----- Records to process

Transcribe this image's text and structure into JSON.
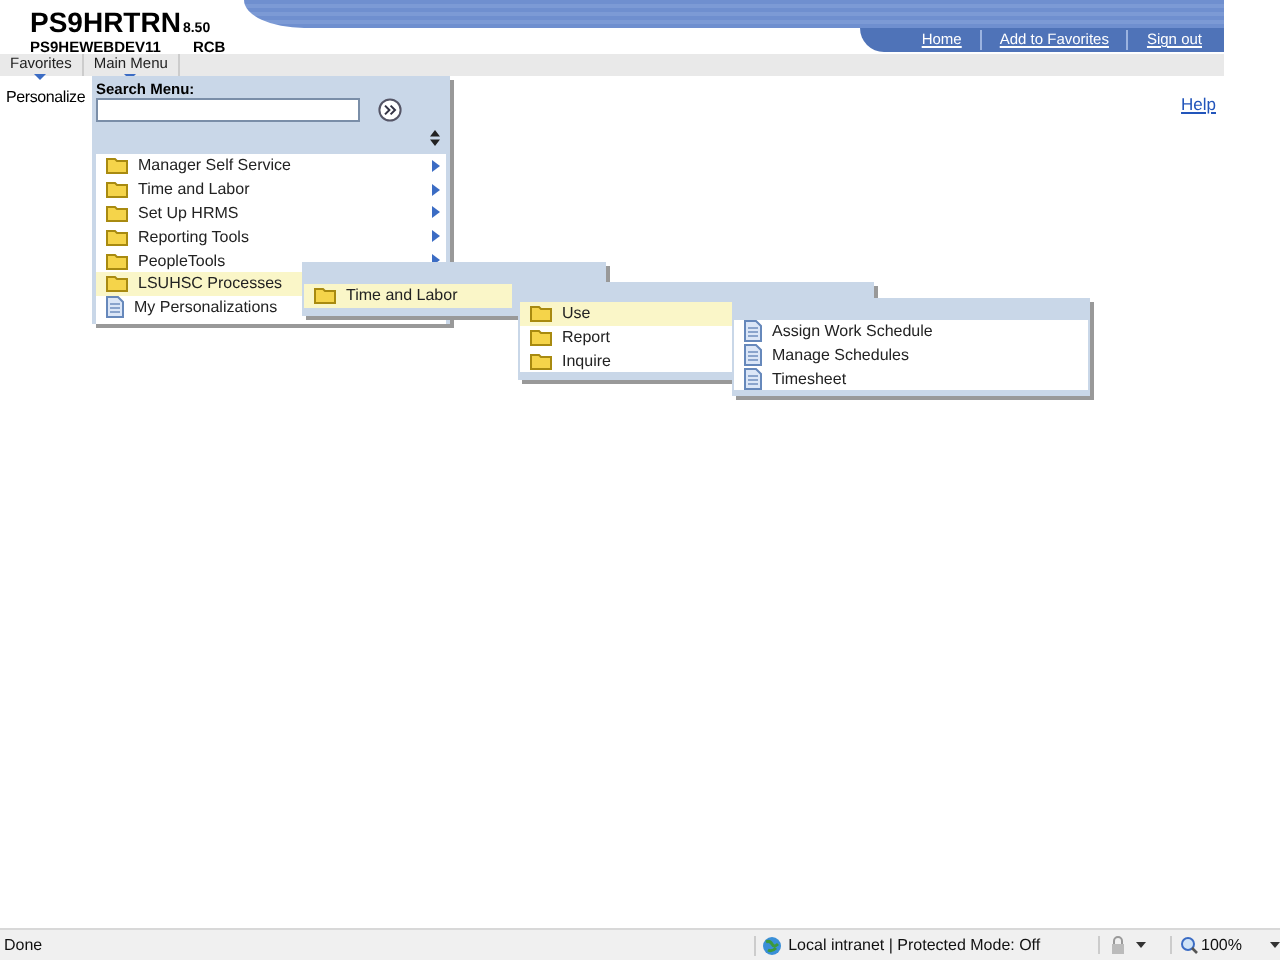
{
  "header": {
    "app_name": "PS9HRTRN",
    "version": "8.50",
    "server": "PS9HEWEBDEV11",
    "user": "RCB",
    "links": [
      "Home",
      "Add to Favorites",
      "Sign out"
    ]
  },
  "menu_bar": [
    "Favorites",
    "Main Menu"
  ],
  "page": {
    "personalize_label": "Personalize",
    "help_link": "Help"
  },
  "main_menu": {
    "search_label": "Search Menu:",
    "items": [
      {
        "label": "Manager Self Service",
        "kind": "folder",
        "has_submenu": true,
        "selected": false
      },
      {
        "label": "Time and Labor",
        "kind": "folder",
        "has_submenu": true,
        "selected": false
      },
      {
        "label": "Set Up HRMS",
        "kind": "folder",
        "has_submenu": true,
        "selected": false
      },
      {
        "label": "Reporting Tools",
        "kind": "folder",
        "has_submenu": true,
        "selected": false
      },
      {
        "label": "PeopleTools",
        "kind": "folder",
        "has_submenu": true,
        "selected": false
      },
      {
        "label": "LSUHSC Processes",
        "kind": "folder",
        "selected": true
      },
      {
        "label": "My Personalizations",
        "kind": "page",
        "selected": false
      }
    ]
  },
  "submenus": [
    {
      "items": [
        {
          "label": "Time and Labor",
          "kind": "folder",
          "selected": true
        }
      ]
    },
    {
      "items": [
        {
          "label": "Use",
          "kind": "folder",
          "selected": true
        },
        {
          "label": "Report",
          "kind": "folder",
          "selected": false
        },
        {
          "label": "Inquire",
          "kind": "folder",
          "selected": false
        }
      ]
    },
    {
      "items": [
        {
          "label": "Assign Work Schedule",
          "kind": "page",
          "selected": false
        },
        {
          "label": "Manage Schedules",
          "kind": "page",
          "selected": false
        },
        {
          "label": "Timesheet",
          "kind": "page",
          "selected": false
        }
      ]
    }
  ],
  "status_bar": {
    "status": "Done",
    "zone": "Local intranet | Protected Mode: Off",
    "zoom": "100%"
  }
}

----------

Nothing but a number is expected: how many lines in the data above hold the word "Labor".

Your response: 2